What is being asked = Take from the material every line that contains the word "icon".

Exercise input =
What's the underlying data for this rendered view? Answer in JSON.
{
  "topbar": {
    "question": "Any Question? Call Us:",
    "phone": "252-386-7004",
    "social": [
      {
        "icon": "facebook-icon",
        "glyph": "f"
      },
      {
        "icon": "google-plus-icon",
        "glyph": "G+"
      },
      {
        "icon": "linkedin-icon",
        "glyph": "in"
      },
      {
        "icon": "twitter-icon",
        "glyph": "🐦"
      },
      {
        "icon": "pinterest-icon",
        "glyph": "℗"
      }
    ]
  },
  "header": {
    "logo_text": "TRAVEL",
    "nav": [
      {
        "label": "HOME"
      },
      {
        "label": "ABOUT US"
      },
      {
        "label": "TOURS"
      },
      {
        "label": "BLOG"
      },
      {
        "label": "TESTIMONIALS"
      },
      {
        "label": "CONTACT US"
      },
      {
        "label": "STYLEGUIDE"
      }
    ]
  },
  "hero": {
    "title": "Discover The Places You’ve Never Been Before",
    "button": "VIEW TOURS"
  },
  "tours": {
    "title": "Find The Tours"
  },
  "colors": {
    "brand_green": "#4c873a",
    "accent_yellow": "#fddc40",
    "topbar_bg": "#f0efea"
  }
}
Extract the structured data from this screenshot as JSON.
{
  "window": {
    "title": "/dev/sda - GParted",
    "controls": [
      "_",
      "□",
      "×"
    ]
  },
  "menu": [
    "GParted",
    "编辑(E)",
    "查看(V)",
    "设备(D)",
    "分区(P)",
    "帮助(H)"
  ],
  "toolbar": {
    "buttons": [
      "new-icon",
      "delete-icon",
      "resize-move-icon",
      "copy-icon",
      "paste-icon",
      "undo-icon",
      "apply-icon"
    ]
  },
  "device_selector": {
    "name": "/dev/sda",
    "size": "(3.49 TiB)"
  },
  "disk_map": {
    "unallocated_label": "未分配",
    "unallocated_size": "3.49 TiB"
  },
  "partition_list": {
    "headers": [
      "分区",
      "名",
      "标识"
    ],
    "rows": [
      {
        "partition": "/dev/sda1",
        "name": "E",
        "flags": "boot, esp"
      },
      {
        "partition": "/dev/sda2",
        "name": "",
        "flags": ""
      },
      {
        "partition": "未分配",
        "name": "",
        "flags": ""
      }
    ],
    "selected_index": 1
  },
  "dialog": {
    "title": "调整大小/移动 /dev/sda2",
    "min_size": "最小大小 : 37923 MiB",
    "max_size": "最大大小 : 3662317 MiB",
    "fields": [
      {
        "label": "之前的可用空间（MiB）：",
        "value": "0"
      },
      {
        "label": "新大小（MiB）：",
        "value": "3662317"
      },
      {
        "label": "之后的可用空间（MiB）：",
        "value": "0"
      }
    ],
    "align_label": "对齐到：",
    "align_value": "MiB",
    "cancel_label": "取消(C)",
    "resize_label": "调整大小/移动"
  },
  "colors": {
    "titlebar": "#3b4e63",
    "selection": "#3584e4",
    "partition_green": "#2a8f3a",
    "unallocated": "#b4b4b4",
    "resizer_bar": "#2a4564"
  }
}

Task response =
        "icon": "facebook-icon",
        "icon": "google-plus-icon",
        "icon": "linkedin-icon",
        "icon": "twitter-icon",
        "icon": "pinterest-icon",
      "new-icon",
      "delete-icon",
      "resize-move-icon",
      "copy-icon",
      "paste-icon",
      "undo-icon",
      "apply-icon"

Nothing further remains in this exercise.